Comparison of arthropod prey of red-cockaded woodpeckers on the boles of long-leaf and loblolly pines

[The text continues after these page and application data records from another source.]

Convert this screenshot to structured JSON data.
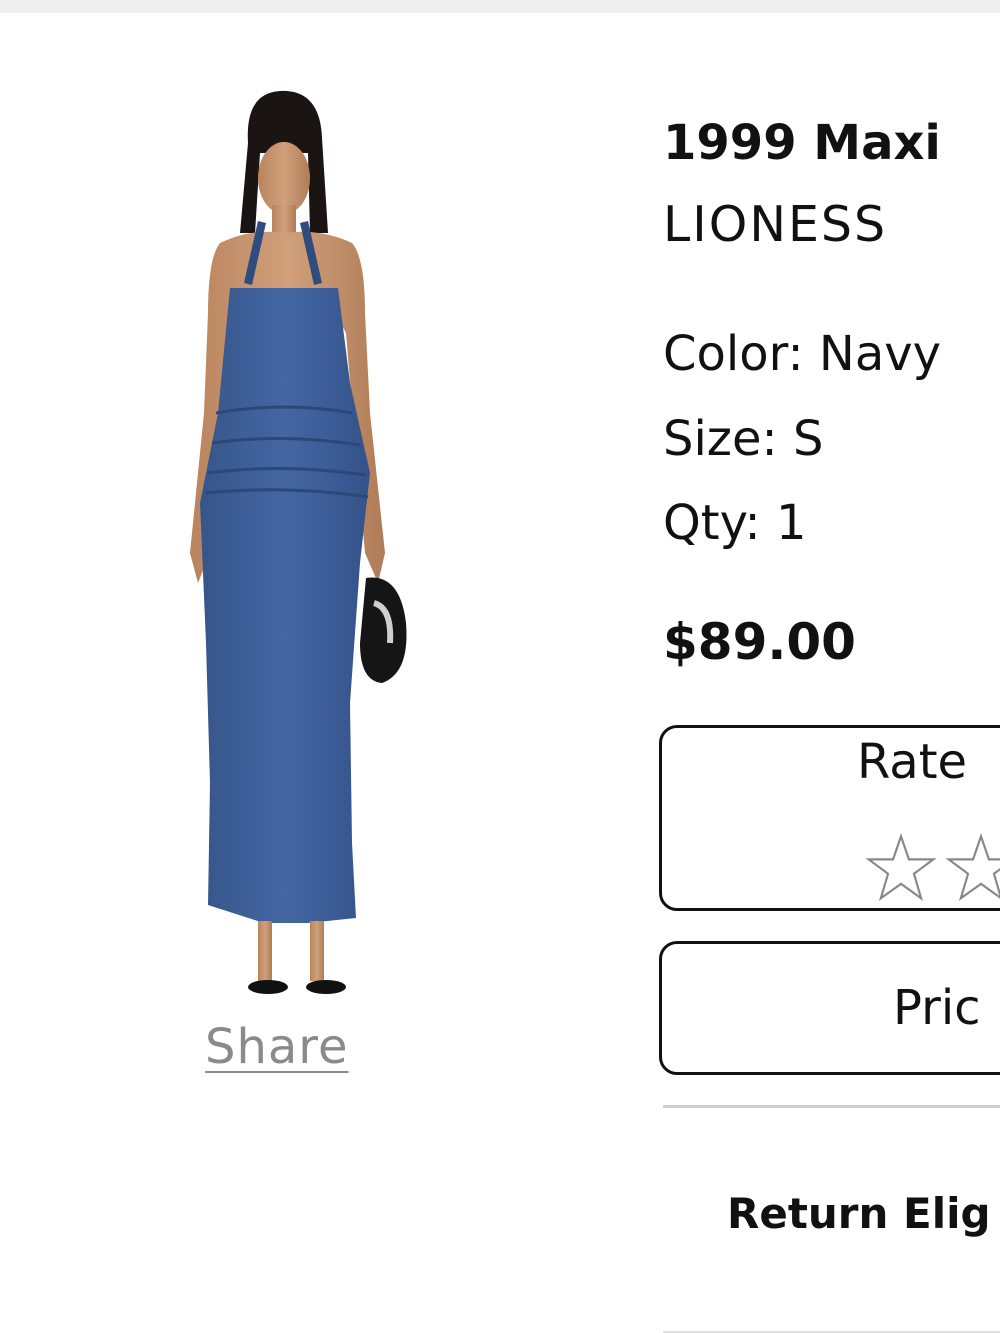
{
  "product": {
    "title": "1999 Maxi",
    "brand": "LIONESS",
    "color_text": "Color: Navy",
    "size_text": "Size: S",
    "qty_text": "Qty: 1",
    "price": "$89.00",
    "dress_color": "#3d5e96",
    "image_icon": "dress-model-image"
  },
  "actions": {
    "share_label": "Share",
    "rate_label": "Rate",
    "price_button_label": "Pric",
    "return_label": "Return Elig"
  },
  "rating": {
    "visible_stars": 2,
    "value": 0
  }
}
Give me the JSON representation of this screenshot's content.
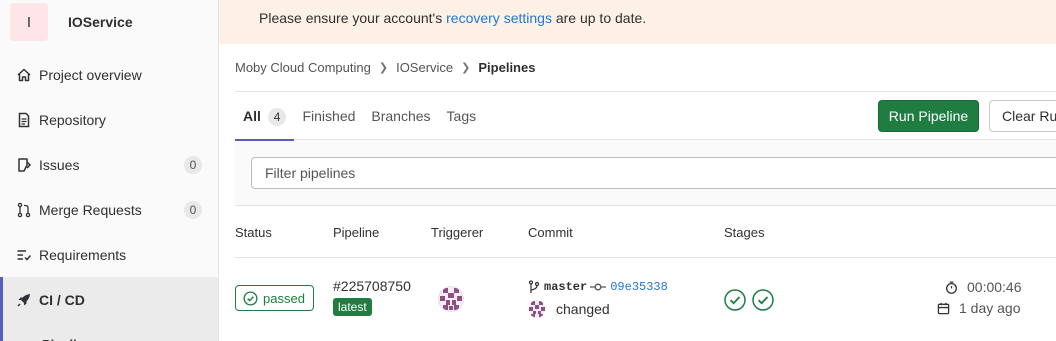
{
  "project": {
    "avatar_letter": "I",
    "name": "IOService"
  },
  "sidebar": {
    "items": [
      {
        "label": "Project overview",
        "icon": "home-icon"
      },
      {
        "label": "Repository",
        "icon": "document-icon"
      },
      {
        "label": "Issues",
        "icon": "issues-icon",
        "count": "0"
      },
      {
        "label": "Merge Requests",
        "icon": "merge-request-icon",
        "count": "0"
      },
      {
        "label": "Requirements",
        "icon": "requirements-icon"
      },
      {
        "label": "CI / CD",
        "icon": "rocket-icon",
        "active": true
      }
    ],
    "sub_item": "Pipelines"
  },
  "banner": {
    "prefix": "Please ensure your account's ",
    "link": "recovery settings",
    "suffix": " are up to date."
  },
  "breadcrumb": {
    "group": "Moby Cloud Computing",
    "project": "IOService",
    "current": "Pipelines"
  },
  "tabs": [
    {
      "label": "All",
      "count": "4",
      "active": true
    },
    {
      "label": "Finished"
    },
    {
      "label": "Branches"
    },
    {
      "label": "Tags"
    }
  ],
  "buttons": {
    "run": "Run Pipeline",
    "clear": "Clear Runner Caches"
  },
  "filter": {
    "placeholder": "Filter pipelines"
  },
  "table": {
    "headers": {
      "status": "Status",
      "pipeline": "Pipeline",
      "triggerer": "Triggerer",
      "commit": "Commit",
      "stages": "Stages"
    },
    "rows": [
      {
        "status": "passed",
        "pipeline_id": "#225708750",
        "badge": "latest",
        "branch": "master",
        "sha": "09e35338",
        "message": "changed",
        "duration": "00:00:46",
        "finished": "1 day ago"
      }
    ]
  },
  "colors": {
    "success": "#1f7d41",
    "link": "#1f78d1",
    "accent": "#5b5bb8",
    "banner_bg": "#fdf1e6"
  }
}
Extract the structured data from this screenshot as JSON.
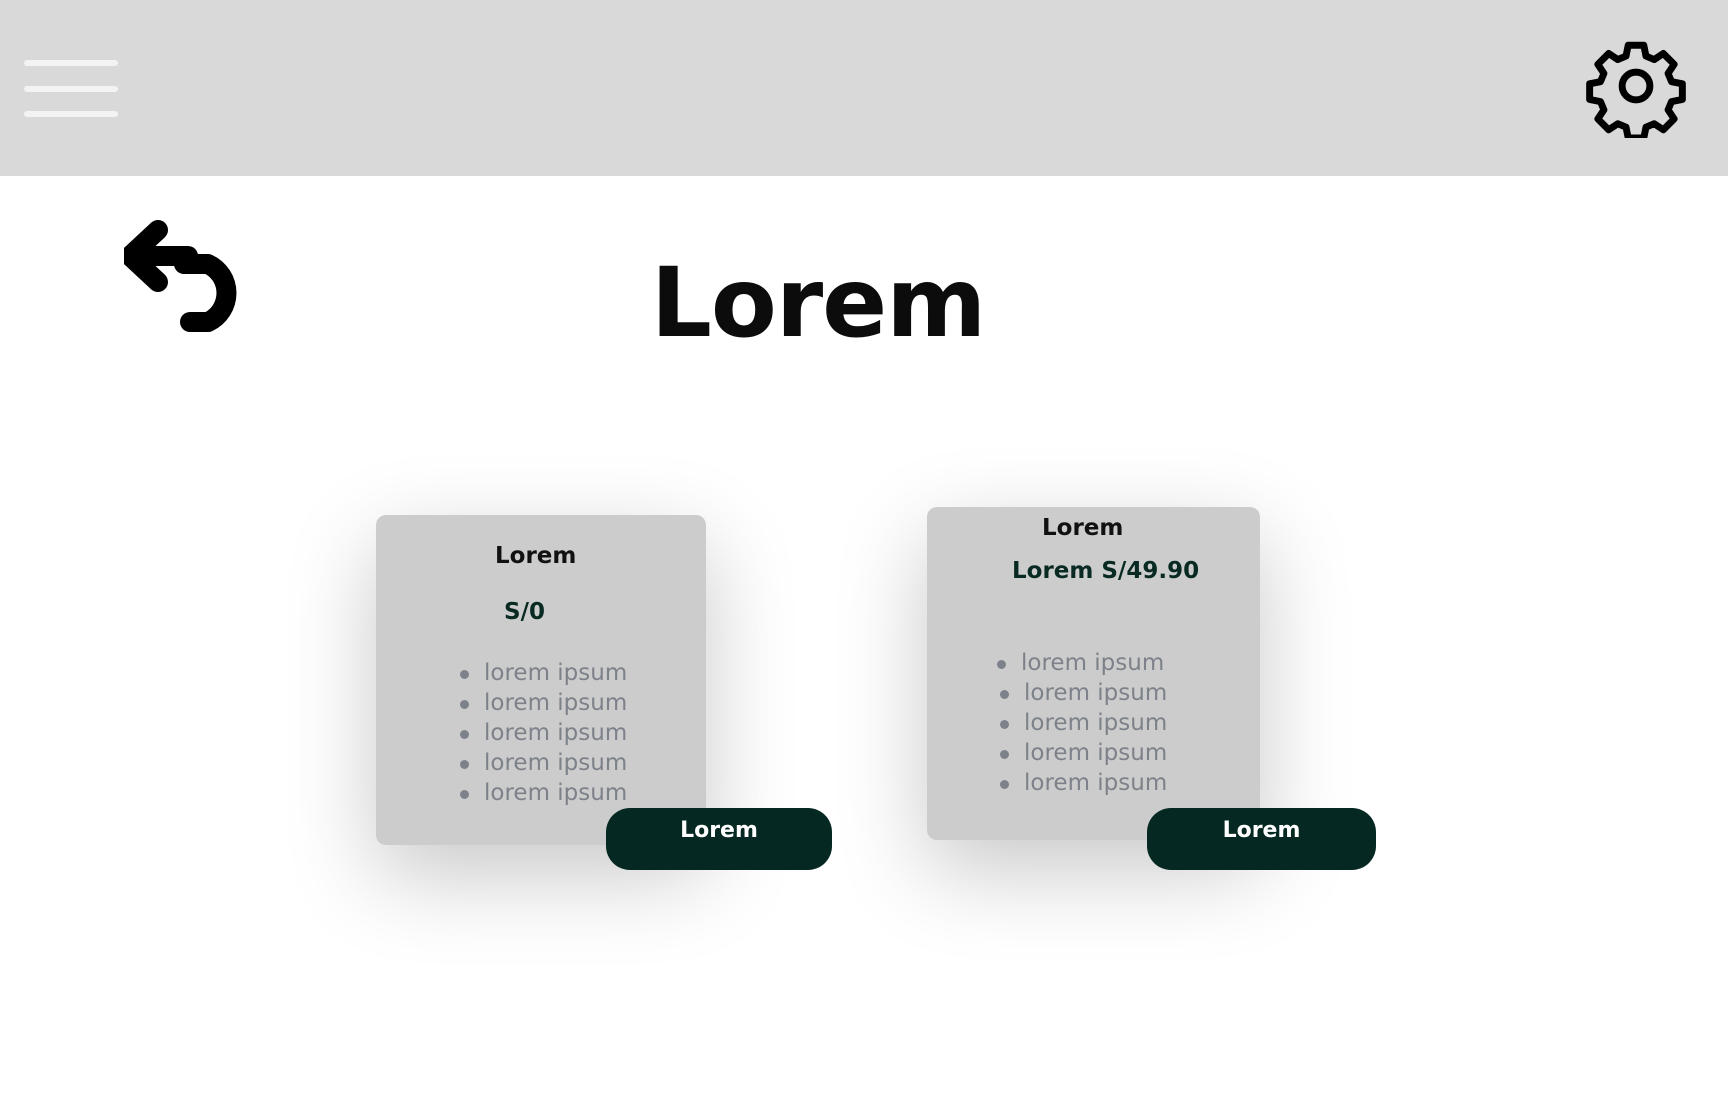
{
  "header": {
    "menu_icon": "hamburger-menu-icon",
    "settings_icon": "gear-icon"
  },
  "page": {
    "back_icon": "undo-arrow-icon",
    "title": "Lorem"
  },
  "plans": [
    {
      "title": "Lorem",
      "price": "S/0",
      "features": [
        "lorem  ipsum",
        "lorem ipsum",
        "lorem ipsum",
        "lorem ipsum",
        "lorem ipsum"
      ],
      "button_label": "Lorem"
    },
    {
      "title": "Lorem",
      "price": "Lorem S/49.90",
      "features": [
        "lorem  ipsum",
        "lorem ipsum",
        "lorem ipsum",
        "lorem ipsum",
        "lorem ipsum"
      ],
      "button_label": "Lorem"
    }
  ],
  "colors": {
    "topbar": "#d9d9d9",
    "card": "#cccccc",
    "accent": "#062822",
    "feature_text": "#7d8189"
  }
}
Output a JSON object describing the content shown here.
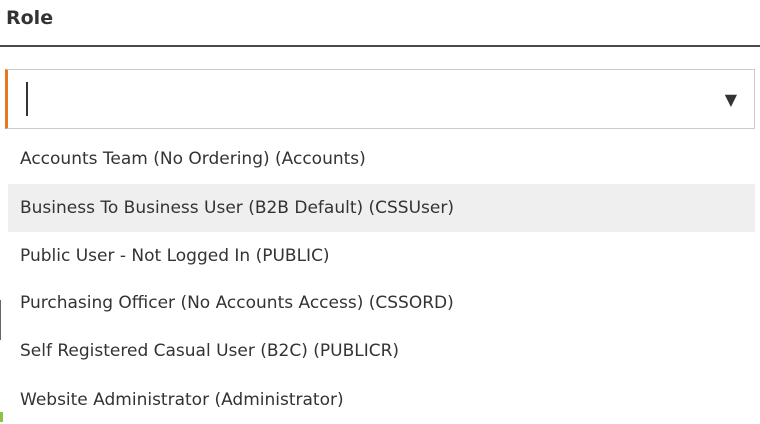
{
  "field": {
    "label": "Role",
    "value": "",
    "accent_color": "#e87722"
  },
  "dropdown": {
    "arrow_icon": "triangle-down",
    "options": [
      {
        "label": "Accounts Team (No Ordering) (Accounts)",
        "highlighted": false
      },
      {
        "label": "Business To Business User (B2B Default) (CSSUser)",
        "highlighted": true
      },
      {
        "label": "Public User - Not Logged In (PUBLIC)",
        "highlighted": false
      },
      {
        "label": "Purchasing Officer (No Accounts Access) (CSSORD)",
        "highlighted": false
      },
      {
        "label": "Self Registered Casual User (B2C) (PUBLICR)",
        "highlighted": false
      },
      {
        "label": "Website Administrator (Administrator)",
        "highlighted": false
      }
    ]
  }
}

Red-cockaded woodpeckers (Picoides borealis) forage on the boles of most southern pines. Woodpeckers may select trees based on arthropod availability, yet no published studies have evaluated differences in arthropod abundance on different species of pines. We used knockdown insecticides to sample arthropods on longleaf (Pinus palustris) and loblolly pine (P. taeda) to determine which harbored the greater abundance of potential prey. Longleaf pine had significantly greater arthropod abundance (278±44.4/tree, P=0.013) and biomass (945±28 mg/tree, P=O.O07) than loblolly pine (132±13.2/tree and 395±28 mg/tree). Certain groups were found in significantly higher numbers on longleaf, including Thysanura (P=0.0004), Hemiptera (P=0.0209), and Pseudoscorpiones (P=0.0277). Biomass of woodroaches (Blattaria: Blattellidae) also was greater on longleaf boles, but number of individuals did not differ significantly, suggesting that larger arthropods may prefer the bark structure of longleaf pine. We altered the bark surface of longleaf pine to determine whether bark structure may affect arthropods residing on a tree's bole. When the loose bark was removed by scraping, we recovered fewer arthropods from scraped than from unscraped control trees 8 weeks after scraping. We also lightly scraped the outer bark of both tree species and found that longleaf pine had significantly more loose, flaking bark scales than loblolly (P=O.0012). These results suggest that bark structure and not the chemical nature of the bark is responsible for differences in arthropod abundance and biomass observed on the 2 tree species. Retaining or restoring longleaf pine in red-cockaded woodpecker habitats should increase arthropod availability for this endangered bird and other bark-foraging species.